Slices

Create from an array


array := [4]int{1,2,3,4}
slice := array[:3]
fmt.Println("array:", array)
fmt.Println("slice:", slice)
array: [1 2 3 4]
slice: [1 2 3]

Shorthand initializer


a := []int{10, 0, 0}
[10 0 0]

Append two slices together


c := []int{10, 20, 30}
d := []int{1, 2: 3, 4, 5: 10}
e := append(c, d...)
fmt.Println(e)
[10 20 30 1 0 3 4 0 10]

Initialize with make


f := make([]int, 5)
fmt.Printf("%v len: %v cap %v\n", f, len(f), cap(f))
[0 0 0 0 0] len: 5 cap 5

Make with capacity


g := make([]int, 5, 32)
fmt.Printf("%v len: %v cap %v", g, len(g), cap(g))
fmt.Println()
[0 0 0 0 0] len: 5 cap 32

This sets asside 32 ints in memory to save the runtime doing extra work moving things around in memory, appending to a slice would otherwise have to create a new slice.

Copying Slices

Taking a slice of another slice or array uses a pointer, so modifying or appending items will also effect the original. See below examples on how to avoid this

Once the new slice grows beyond the max it creates a new copy, now any modifications to any value won't effect the original


a := []int{0, 1, 2}
b := a

b = append(b, 30)
b[2] = 60

fmt.Printf("a: %v len: %v cap: %v\n", a, len(a), cap(a))
fmt.Printf("b: %v len: %v cap: %v\n", b, len(b), cap(b))
a: [0 1 2] len: 3 cap: 3
b: [0 1 60 30] len: 4 cap: 6

If the new slice didn't grow beyond the original, modifications will still effect the original


c := []int{0, 1, 2}
d := c

d[2] = 60

fmt.Printf("a: %v len: %v cap: %v\n", c, len(c), cap(c))
fmt.Printf("b: %v len: %v cap: %v\n", d, len(d), cap(d))
a: [0 1 60] len: 3 cap: 3
b: [0 1 60] len: 3 cap: 3

Copy to stop slice modifications effecting original


e := []int{1, 2, 3, 4}
f := make([]int, 2)

copy(f, e[2:])
f[0] = 20

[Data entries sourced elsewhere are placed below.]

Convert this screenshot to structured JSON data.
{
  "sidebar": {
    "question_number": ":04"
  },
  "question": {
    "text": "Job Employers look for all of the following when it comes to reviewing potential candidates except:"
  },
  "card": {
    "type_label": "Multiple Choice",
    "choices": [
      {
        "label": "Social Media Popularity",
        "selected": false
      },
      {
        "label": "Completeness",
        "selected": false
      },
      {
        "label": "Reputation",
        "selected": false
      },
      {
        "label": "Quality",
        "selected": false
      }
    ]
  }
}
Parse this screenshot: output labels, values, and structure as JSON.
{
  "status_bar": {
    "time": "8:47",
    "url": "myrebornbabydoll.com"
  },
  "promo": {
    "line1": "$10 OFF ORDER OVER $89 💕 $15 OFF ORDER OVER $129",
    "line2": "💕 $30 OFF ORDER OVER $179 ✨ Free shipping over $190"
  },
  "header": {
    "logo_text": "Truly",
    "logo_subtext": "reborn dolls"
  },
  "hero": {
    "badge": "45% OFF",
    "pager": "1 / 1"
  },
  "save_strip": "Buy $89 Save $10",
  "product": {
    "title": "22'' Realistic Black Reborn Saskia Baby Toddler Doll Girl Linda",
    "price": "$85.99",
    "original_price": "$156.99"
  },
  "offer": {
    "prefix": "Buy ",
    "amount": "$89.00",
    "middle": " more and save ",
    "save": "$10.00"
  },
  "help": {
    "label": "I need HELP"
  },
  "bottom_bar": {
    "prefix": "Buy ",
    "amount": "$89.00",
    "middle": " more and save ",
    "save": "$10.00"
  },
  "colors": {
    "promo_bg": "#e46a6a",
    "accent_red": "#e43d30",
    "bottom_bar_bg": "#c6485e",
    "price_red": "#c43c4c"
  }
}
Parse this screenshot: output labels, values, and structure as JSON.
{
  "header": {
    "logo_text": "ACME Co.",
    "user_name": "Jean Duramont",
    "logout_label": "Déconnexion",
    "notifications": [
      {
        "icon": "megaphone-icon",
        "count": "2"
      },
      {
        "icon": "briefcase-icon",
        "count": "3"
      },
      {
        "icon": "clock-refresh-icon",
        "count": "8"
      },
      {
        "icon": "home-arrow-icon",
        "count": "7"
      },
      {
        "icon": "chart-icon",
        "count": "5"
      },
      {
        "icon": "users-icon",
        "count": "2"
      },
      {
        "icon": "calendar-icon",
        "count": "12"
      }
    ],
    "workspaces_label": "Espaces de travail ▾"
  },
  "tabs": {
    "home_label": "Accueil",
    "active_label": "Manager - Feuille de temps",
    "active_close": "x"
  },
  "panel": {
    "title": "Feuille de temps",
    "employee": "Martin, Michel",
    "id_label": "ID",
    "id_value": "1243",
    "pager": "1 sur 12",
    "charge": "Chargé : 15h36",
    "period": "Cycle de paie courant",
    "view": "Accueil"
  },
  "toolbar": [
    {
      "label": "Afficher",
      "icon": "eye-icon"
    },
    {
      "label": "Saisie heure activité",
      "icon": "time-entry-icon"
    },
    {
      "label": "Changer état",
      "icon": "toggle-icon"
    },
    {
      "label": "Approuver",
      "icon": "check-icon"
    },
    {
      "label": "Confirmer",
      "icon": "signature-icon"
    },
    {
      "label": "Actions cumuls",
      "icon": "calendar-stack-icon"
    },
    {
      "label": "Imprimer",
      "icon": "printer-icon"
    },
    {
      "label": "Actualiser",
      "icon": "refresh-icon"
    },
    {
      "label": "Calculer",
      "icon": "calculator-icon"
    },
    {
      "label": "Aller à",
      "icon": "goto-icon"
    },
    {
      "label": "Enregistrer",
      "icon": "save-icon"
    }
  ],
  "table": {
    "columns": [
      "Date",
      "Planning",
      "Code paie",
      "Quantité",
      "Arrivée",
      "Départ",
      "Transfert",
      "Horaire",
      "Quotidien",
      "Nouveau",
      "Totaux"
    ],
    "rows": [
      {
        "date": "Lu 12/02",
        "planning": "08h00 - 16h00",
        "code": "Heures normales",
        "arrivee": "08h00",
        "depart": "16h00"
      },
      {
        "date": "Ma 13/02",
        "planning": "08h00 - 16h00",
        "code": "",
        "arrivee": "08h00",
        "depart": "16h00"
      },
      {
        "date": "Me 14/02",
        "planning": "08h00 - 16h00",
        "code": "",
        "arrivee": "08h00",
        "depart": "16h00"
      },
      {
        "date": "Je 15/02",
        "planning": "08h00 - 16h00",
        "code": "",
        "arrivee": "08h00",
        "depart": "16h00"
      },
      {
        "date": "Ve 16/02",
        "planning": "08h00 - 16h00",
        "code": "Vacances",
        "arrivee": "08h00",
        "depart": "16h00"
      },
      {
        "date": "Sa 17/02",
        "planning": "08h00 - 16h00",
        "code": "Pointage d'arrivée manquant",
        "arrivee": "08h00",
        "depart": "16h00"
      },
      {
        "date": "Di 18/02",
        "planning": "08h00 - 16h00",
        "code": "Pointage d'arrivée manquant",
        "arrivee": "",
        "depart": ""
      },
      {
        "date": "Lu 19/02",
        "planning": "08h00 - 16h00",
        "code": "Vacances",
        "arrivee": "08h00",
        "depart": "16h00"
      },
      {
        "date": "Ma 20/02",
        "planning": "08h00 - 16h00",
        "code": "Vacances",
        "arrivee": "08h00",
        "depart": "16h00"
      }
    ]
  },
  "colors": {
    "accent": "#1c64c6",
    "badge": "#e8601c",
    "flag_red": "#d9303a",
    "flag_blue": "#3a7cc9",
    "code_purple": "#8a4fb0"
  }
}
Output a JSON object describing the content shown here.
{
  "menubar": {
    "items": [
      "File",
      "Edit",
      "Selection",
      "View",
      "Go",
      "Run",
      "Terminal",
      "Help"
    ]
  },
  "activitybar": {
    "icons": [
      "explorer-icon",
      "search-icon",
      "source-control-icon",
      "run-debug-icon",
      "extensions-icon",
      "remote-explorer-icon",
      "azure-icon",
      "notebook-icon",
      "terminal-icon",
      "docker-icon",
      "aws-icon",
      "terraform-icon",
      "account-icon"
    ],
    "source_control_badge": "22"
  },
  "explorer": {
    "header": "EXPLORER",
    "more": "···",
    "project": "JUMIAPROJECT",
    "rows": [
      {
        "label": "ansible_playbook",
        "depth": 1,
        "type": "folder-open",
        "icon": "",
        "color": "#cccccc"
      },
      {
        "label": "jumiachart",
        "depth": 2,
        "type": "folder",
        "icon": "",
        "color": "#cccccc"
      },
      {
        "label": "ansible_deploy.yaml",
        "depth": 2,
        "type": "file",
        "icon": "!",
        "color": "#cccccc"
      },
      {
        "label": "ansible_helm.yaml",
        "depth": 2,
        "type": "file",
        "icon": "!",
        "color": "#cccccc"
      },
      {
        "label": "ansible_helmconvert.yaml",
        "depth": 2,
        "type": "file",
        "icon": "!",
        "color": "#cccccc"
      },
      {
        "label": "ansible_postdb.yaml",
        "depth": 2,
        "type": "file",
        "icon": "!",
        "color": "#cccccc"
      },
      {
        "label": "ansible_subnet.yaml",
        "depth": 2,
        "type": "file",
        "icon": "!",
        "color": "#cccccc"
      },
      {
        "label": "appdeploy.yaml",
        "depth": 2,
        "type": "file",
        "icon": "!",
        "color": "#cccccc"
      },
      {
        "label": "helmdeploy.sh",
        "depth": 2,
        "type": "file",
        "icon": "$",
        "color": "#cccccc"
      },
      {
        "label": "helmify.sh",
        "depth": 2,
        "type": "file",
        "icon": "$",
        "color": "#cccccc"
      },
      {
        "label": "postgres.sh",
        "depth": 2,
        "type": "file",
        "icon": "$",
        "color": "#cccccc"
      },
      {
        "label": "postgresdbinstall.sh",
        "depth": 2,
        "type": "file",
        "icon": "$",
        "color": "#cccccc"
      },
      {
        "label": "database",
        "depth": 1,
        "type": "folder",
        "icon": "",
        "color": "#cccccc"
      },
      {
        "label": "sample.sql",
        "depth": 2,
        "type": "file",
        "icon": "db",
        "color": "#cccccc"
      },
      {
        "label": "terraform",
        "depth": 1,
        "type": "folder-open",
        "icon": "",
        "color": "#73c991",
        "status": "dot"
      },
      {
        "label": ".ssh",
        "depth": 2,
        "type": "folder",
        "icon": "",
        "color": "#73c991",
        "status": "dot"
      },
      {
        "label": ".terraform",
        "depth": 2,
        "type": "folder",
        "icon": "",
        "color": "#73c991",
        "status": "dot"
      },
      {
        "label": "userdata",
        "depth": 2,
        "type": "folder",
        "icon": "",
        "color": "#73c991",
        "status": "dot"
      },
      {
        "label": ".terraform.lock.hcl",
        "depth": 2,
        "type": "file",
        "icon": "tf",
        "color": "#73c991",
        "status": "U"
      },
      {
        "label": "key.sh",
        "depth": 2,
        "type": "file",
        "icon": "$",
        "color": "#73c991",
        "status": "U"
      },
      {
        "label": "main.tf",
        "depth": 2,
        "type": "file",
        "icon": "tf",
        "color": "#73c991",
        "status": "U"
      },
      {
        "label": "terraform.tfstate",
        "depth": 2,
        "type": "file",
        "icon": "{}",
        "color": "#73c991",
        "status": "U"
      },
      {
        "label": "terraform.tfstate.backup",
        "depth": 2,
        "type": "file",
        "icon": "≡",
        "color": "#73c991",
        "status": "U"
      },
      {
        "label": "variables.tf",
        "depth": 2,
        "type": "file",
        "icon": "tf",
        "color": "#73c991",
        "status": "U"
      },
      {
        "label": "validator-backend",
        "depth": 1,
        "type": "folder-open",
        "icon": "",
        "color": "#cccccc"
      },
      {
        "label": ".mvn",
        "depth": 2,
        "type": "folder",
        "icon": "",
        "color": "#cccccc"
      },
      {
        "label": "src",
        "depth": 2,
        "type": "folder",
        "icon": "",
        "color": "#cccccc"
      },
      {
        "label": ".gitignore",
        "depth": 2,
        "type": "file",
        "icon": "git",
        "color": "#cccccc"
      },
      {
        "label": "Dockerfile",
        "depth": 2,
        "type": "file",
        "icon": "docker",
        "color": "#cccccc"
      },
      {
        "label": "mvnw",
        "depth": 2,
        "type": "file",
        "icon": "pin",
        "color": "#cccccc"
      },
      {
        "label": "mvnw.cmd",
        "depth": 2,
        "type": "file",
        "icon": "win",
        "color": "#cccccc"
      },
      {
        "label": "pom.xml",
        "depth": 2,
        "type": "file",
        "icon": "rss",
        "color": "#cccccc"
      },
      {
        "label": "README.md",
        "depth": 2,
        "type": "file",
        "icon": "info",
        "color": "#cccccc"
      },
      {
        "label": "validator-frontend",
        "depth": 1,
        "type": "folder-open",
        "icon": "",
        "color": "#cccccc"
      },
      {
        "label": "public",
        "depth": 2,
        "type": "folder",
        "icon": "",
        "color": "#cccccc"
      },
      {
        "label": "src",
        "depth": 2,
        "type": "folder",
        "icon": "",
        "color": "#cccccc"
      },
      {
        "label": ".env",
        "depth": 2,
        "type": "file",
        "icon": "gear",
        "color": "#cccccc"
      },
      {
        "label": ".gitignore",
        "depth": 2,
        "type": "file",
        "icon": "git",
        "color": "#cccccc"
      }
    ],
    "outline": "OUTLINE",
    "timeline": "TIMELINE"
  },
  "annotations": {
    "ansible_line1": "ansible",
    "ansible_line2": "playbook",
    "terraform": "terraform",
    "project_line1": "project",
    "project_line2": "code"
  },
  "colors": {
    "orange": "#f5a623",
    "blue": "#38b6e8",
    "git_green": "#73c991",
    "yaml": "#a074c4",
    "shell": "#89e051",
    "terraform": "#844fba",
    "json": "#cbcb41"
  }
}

fmt.Printf("a: %v\n", e)
fmt.Printf("b: %v\n", f)
a: [1 2 3 4]
b: [20 4]

Array to slice copy


g := [5]int{1, 2, 3, 4, 5}
h := []int{99, 98, 97}
elementsCopied := copy(h[1:], g[3:])
fmt.Println("elements copied:",elementsCopied,"\ne:",g,"\nf:",h)
elements copied: 2 
e: [1 2 3 4 5] 
f: [99 4 5]